Review Summary: Savory hard rock album drenched in Southern Rock style
It is wise counsel to 'Never judge an album by the cover', but I must confess in my adolescence I have bought several albums just because the cover art seemed so 'cool'. Back in 1983 I stumbled upon a record from a band by the name of Blackfoot and I liked the cover art immediately. Having heard some likeable live songs on the Dutch radio I decided to buy the album 'Marauder', not knowing what to expect exactly. It didn't disappoint me and soon Marauder became one of the favorites in my growing metal collection. Although the sound on this record is pretty heavy occasionally, the classification 'heavy metal' does not cover the character of it. Blackfoot play eclectic southern rock with influences from rock 'n roll and blues, Mexican folk music and hard rock. On Marauder they carry out their task very well.

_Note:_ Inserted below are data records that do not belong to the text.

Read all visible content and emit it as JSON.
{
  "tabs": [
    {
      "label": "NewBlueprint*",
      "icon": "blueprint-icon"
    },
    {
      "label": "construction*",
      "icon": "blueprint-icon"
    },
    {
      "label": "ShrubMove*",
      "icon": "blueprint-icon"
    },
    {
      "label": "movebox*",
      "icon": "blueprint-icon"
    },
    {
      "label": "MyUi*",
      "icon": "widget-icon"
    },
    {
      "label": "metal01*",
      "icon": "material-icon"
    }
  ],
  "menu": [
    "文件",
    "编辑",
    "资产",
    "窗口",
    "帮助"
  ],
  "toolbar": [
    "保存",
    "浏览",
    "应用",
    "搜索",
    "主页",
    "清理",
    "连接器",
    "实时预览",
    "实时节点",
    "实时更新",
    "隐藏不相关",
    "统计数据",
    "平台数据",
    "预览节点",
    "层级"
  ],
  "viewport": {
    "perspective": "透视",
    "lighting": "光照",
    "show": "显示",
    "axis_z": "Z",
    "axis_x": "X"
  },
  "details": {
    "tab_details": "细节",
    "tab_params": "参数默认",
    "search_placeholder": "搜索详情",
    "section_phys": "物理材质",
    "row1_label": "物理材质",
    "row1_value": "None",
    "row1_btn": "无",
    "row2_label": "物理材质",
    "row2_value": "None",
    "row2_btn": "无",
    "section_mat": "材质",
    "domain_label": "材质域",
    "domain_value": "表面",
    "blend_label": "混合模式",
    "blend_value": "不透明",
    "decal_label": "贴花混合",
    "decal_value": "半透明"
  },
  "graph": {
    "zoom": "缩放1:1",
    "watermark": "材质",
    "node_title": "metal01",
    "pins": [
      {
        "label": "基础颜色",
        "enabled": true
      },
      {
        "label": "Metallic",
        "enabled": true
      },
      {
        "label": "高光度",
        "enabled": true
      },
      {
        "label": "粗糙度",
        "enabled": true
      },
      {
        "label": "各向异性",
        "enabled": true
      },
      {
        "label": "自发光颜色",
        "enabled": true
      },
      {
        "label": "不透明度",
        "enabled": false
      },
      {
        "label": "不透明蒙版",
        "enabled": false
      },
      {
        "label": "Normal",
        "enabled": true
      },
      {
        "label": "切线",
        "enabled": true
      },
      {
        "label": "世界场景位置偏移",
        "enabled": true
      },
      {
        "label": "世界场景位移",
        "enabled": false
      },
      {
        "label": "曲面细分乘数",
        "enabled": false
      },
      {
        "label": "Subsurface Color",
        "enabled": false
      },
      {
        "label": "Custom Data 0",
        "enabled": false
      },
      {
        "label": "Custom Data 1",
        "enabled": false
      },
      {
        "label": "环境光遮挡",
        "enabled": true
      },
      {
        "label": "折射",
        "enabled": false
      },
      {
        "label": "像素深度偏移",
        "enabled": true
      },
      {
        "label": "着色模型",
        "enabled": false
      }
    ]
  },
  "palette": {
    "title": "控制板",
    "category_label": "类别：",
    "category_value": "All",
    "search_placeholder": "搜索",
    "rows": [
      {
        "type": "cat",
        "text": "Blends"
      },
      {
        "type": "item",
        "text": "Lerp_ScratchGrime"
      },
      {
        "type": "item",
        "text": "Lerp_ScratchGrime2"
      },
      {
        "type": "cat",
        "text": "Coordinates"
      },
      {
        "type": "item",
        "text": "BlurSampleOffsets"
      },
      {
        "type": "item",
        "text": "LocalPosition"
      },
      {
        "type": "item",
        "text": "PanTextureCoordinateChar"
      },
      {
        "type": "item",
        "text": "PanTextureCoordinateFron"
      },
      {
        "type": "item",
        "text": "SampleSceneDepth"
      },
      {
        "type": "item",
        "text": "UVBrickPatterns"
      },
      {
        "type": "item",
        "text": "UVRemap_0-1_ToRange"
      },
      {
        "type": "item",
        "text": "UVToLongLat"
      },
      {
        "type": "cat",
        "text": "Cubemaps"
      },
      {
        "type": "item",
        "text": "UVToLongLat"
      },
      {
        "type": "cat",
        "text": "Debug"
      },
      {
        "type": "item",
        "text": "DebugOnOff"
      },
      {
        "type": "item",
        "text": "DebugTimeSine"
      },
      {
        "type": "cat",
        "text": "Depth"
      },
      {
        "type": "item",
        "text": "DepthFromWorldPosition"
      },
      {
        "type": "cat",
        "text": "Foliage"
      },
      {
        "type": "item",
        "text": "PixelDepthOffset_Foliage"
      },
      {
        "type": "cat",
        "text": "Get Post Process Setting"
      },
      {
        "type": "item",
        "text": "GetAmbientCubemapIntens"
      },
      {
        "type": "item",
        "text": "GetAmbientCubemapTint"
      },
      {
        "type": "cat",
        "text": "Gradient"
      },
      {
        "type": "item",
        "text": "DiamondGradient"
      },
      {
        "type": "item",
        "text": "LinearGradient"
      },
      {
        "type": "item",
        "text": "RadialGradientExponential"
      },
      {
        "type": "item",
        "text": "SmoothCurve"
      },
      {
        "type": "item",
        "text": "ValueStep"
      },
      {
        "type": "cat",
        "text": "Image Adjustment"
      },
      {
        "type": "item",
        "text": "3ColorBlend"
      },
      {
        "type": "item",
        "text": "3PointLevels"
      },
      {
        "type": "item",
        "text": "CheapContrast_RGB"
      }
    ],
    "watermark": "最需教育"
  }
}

Blackfoot were founded around 1970. The name of the band refers to the American Indian heritage of most of the members. After a period of line up changes and temporarily disbanding the group, vocalist/guitar player Rickey Medlocke established a solid line up that generated some public attention and approval, on the basis of a severe touring schedule and the release of some well received southern rock albums ('Strikes' in 1979 and 'Tomcattin''in 1980). Marauder followed next year, shifting the direction to a more hard rock oriented approach, but still steadily rooted in southern rock and blues. Medlocke was the heart and soul of the band, not only the singer and guitar player, but also the chief song writer. In the early Seventies he became a provisional member of the legendary Lynyrd Skynyrd, rejoining in 1996. This album proves Medlocke's maturated capacities as a singer and guitar player.
The 'classic' line up of the band was:
Rickey Medlocke - lead vocals, guitar
Charlie Hargrett - guitar
Greg T. Walker - bass guitar, keyboards, vocals
Jakson Spires - drums, percussion, vocals
Best songs of the album
The electrifying opening track 'Good Morning' is a heavy, fast paced wake up call! Medlocke's characteristic dark, raspy voice and the irony-laden lyrics fit the song well. The guitar section including a fine solo is stunning. An impressive way to open an album!
'Diary of a Working Man'is a beautiful ballad, starting with clean guitar chords and delicate, melancholic singing, evolving into a heart-piercing, mind-blowing lamentation. Great vocal performance by Medlocke.
'Dry County' is another stomping hard rock song, heavy and vivacious as a locomotive.
'Fire of the Dragon' is an impressive semi ballad dealing with cocaine addiction. Clean guitar arpeggios alternate with heavy distorted riffs, creating one of the highlights of the album. Medlocke's affective, thundering voice accompanies the growing wall of sound to the climax. This song is comparable to the equally powerful semi ballad 'Searchin''
'Rattlesnake Rock 'n Roller' starts off with an amusing banjo intro and a comment in southern dialect by the grandfather of Rickey Medlocke: Shorty Medlocke. Then a Rock 'n roll wall of sound is erected, glorifying country life (thank God I'm a country boy) and introducing piano and saxophone in the solo.
Marauder is a fine hard rocking album with a southern feeling, reminding of Lynyrd Skynyrd and ZZ Top, but definitely heavier. The album contains some outstanding songs (mentioned above) along with a few (still savory) fillers and attempts at commercial hit success. In my opinion the most charming aspect of Marauder is the variety in song writing and the surprising orchestration (use of saxophone, banjo, Mexican horns, piano and Latin rhythms). Medlocke's skills as a vocalist and guitar player are impressively showcased on this album. Although Medlocke tried to reanimate Blackfoot over and over through the years, they never established a permanent status.